The basic rule is that, if you don’t make a timely objection before or when objectionable matters are mentioned or introduced, you may not be able to raise the issue on appeal. See Evid C §353. Accordingly, if you don’t ensure that a proper record is made of any adverse ruling to a motion in limine, you may just have lost a ground for appeal. Here’s how to preserve the ground for appeal when you’re on the losing end of a motion in limine.
A recent case made headlines simply because it involved Instagram. Don’t be fooled by the hype—new technologies don’t always require new law. A photo is a photo regardless of where it appears, and its admissibility is based on the same law whether it’s a photo taken on a camera or one posted on the hottest new social media website.
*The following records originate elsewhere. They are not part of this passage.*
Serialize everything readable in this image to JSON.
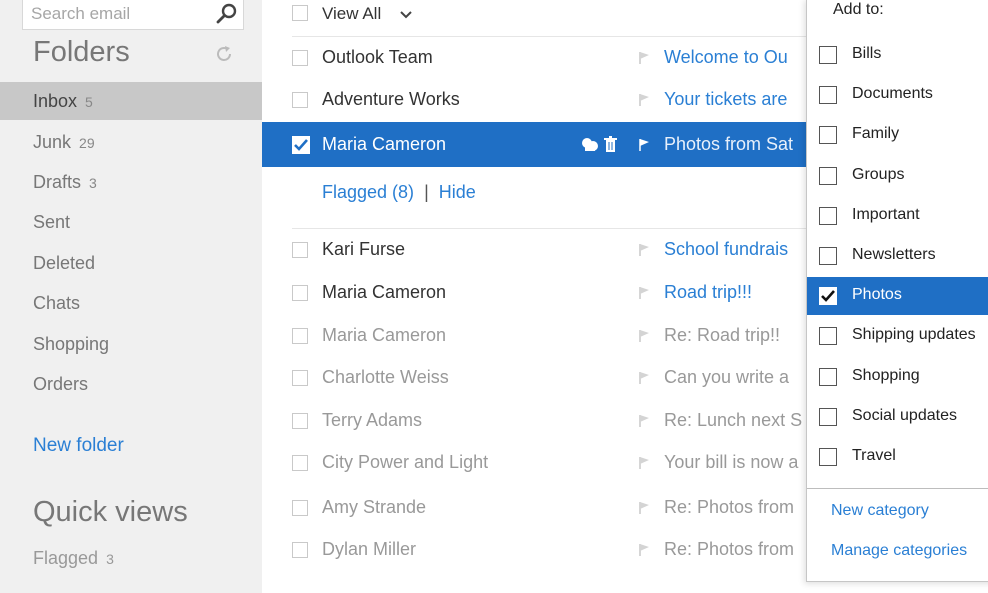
{
  "search": {
    "placeholder": "Search email"
  },
  "sidebar": {
    "folders_title": "Folders",
    "folders": [
      {
        "label": "Inbox",
        "count": "5"
      },
      {
        "label": "Junk",
        "count": "29"
      },
      {
        "label": "Drafts",
        "count": "3"
      },
      {
        "label": "Sent",
        "count": ""
      },
      {
        "label": "Deleted",
        "count": ""
      },
      {
        "label": "Chats",
        "count": ""
      },
      {
        "label": "Shopping",
        "count": ""
      },
      {
        "label": "Orders",
        "count": ""
      }
    ],
    "new_folder": "New folder",
    "quick_views_title": "Quick views",
    "quick_views": [
      {
        "label": "Flagged",
        "count": "3"
      }
    ]
  },
  "list": {
    "view_all": "View All",
    "top_messages": [
      {
        "sender": "Outlook Team",
        "subject": "Welcome to Ou"
      },
      {
        "sender": "Adventure Works",
        "subject": "Your tickets are"
      }
    ],
    "selected_message": {
      "sender": "Maria Cameron",
      "subject": "Photos from Sat"
    },
    "flagged_label": "Flagged (8)",
    "flagged_separator": "|",
    "hide_label": "Hide",
    "messages": [
      {
        "sender": "Kari Furse",
        "subject": "School fundrais"
      },
      {
        "sender": "Maria Cameron",
        "subject": "Road trip!!!"
      },
      {
        "sender": "Maria Cameron",
        "subject": "Re: Road trip!!"
      },
      {
        "sender": "Charlotte Weiss",
        "subject": "Can you write a"
      },
      {
        "sender": "Terry Adams",
        "subject": "Re: Lunch next S"
      },
      {
        "sender": "City Power and Light",
        "subject": "Your bill is now a"
      },
      {
        "sender": "Amy Strande",
        "subject": "Re: Photos from"
      },
      {
        "sender": "Dylan Miller",
        "subject": "Re: Photos from"
      }
    ]
  },
  "category_panel": {
    "title": "Add to:",
    "categories": [
      {
        "label": "Bills"
      },
      {
        "label": "Documents"
      },
      {
        "label": "Family"
      },
      {
        "label": "Groups"
      },
      {
        "label": "Important"
      },
      {
        "label": "Newsletters"
      },
      {
        "label": "Photos"
      },
      {
        "label": "Shipping updates"
      },
      {
        "label": "Shopping"
      },
      {
        "label": "Social updates"
      },
      {
        "label": "Travel"
      }
    ],
    "new_category": "New category",
    "manage_categories": "Manage categories"
  },
  "colors": {
    "accent": "#1f6fc5",
    "link": "#2a7fd4",
    "sidebar_bg": "#f0f0f0"
  }
}
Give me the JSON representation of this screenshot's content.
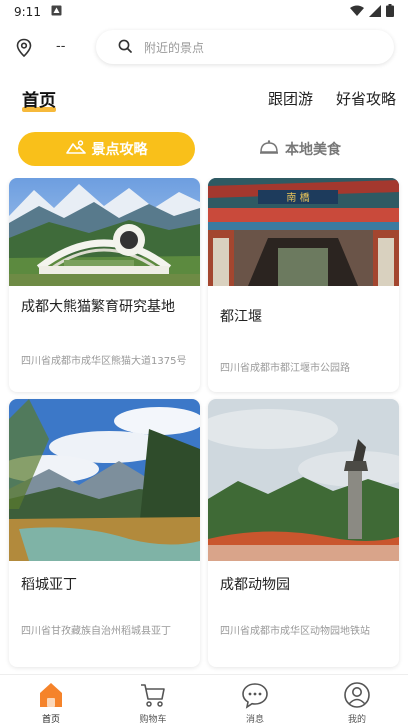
{
  "status": {
    "time": "9:11"
  },
  "header": {
    "location": "--",
    "search_placeholder": "附近的景点"
  },
  "nav": {
    "home": "首页",
    "group_tour": "跟团游",
    "budget_guide": "好省攻略"
  },
  "tabs": {
    "attractions": "景点攻略",
    "local_food": "本地美食"
  },
  "cards": [
    {
      "title": "成都大熊猫繁育研究基地",
      "address": "四川省成都市成华区熊猫大道1375号"
    },
    {
      "title": "都江堰",
      "address": "四川省成都市都江堰市公园路"
    },
    {
      "title": "稻城亚丁",
      "address": "四川省甘孜藏族自治州稻城县亚丁"
    },
    {
      "title": "成都动物园",
      "address": "四川省成都市成华区动物园地铁站"
    }
  ],
  "bottom_tabs": {
    "home": "首页",
    "cart": "购物车",
    "messages": "消息",
    "mine": "我的"
  },
  "colors": {
    "accent": "#f9c01a",
    "home_tab": "#f5832a"
  }
}
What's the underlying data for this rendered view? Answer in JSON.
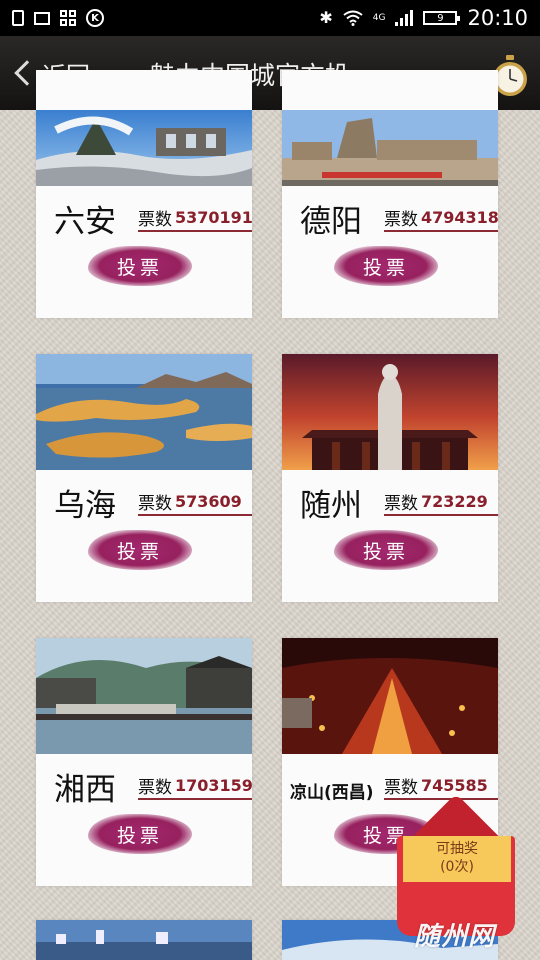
{
  "status_bar": {
    "network": "4G",
    "battery": "9",
    "time": "20:10"
  },
  "header": {
    "back_label": "返回",
    "title": "魅力中国城官方投…"
  },
  "cards": [
    {
      "city": "六安",
      "votes_label": "票数",
      "votes": "5370191",
      "vote_button": "投票",
      "photo": "mountain-ruins-snow"
    },
    {
      "city": "德阳",
      "votes_label": "票数",
      "votes": "4794318",
      "vote_button": "投票",
      "photo": "museum-plaza"
    },
    {
      "city": "乌海",
      "votes_label": "票数",
      "votes": "573609",
      "vote_button": "投票",
      "photo": "desert-lake"
    },
    {
      "city": "随州",
      "votes_label": "票数",
      "votes": "723229",
      "vote_button": "投票",
      "photo": "statue-sunset"
    },
    {
      "city": "湘西",
      "votes_label": "票数",
      "votes": "1703159",
      "vote_button": "投票",
      "photo": "river-town"
    },
    {
      "city": "凉山(西昌)",
      "votes_label": "票数",
      "votes": "745585",
      "vote_button": "投票",
      "photo": "torch-festival"
    }
  ],
  "lottery": {
    "label": "可抽奖",
    "count": "(0次)"
  },
  "watermark": "随州网",
  "colors": {
    "vote_button": "#97215f",
    "vote_number": "#8a1f2c",
    "title_bar": "#1e1c1a"
  }
}
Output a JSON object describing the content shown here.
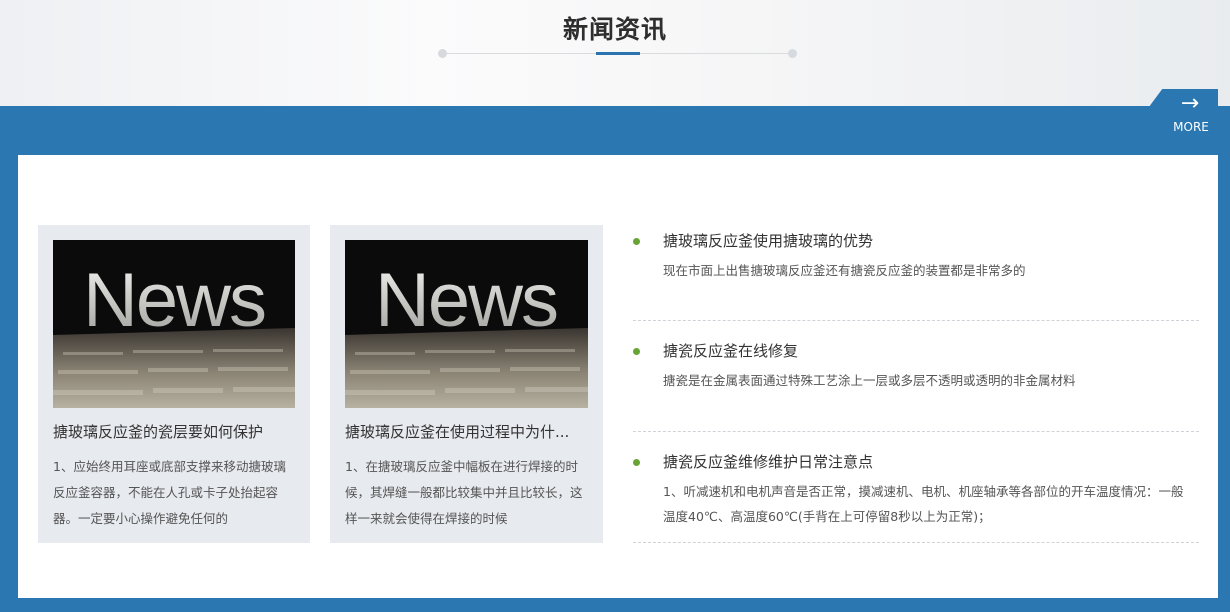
{
  "section": {
    "title": "新闻资讯",
    "more_label": "MORE",
    "more_arrow": "→"
  },
  "featured": [
    {
      "image_text": "News",
      "title": "搪玻璃反应釜的瓷层要如何保护",
      "excerpt": "1、应始终用耳座或底部支撑来移动搪玻璃反应釜容器，不能在人孔或卡子处抬起容器。一定要小心操作避免任何的"
    },
    {
      "image_text": "News",
      "title": "搪玻璃反应釜在使用过程中为什...",
      "excerpt": "1、在搪玻璃反应釜中幅板在进行焊接的时候，其焊缝一般都比较集中并且比较长，这样一来就会使得在焊接的时候"
    }
  ],
  "news_list": [
    {
      "title": "搪玻璃反应釜使用搪玻璃的优势",
      "desc": "现在市面上出售搪玻璃反应釜还有搪瓷反应釜的装置都是非常多的"
    },
    {
      "title": "搪瓷反应釜在线修复",
      "desc": "搪瓷是在金属表面通过特殊工艺涂上一层或多层不透明或透明的非金属材料"
    },
    {
      "title": "搪瓷反应釜维修维护日常注意点",
      "desc": "1、听减速机和电机声音是否正常，摸减速机、电机、机座轴承等各部位的开车温度情况：一般温度40℃、高温度60℃(手背在上可停留8秒以上为正常)；"
    }
  ],
  "colors": {
    "accent_blue": "#2b77b1",
    "bullet_green": "#66a535",
    "card_bg": "#e7eaee"
  }
}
Many courts view the content of Internet websites with skepticism, or as one court put it, the Internet is a “large catalyst for rumor, innuendo, and misinformation.” Lorraine v Markel Am. Ins. Co. (D Md 2007) 241 FRD 534, 555 n30. Watch out—this attitude might impact your efforts to authenticate and get website postings into evidence.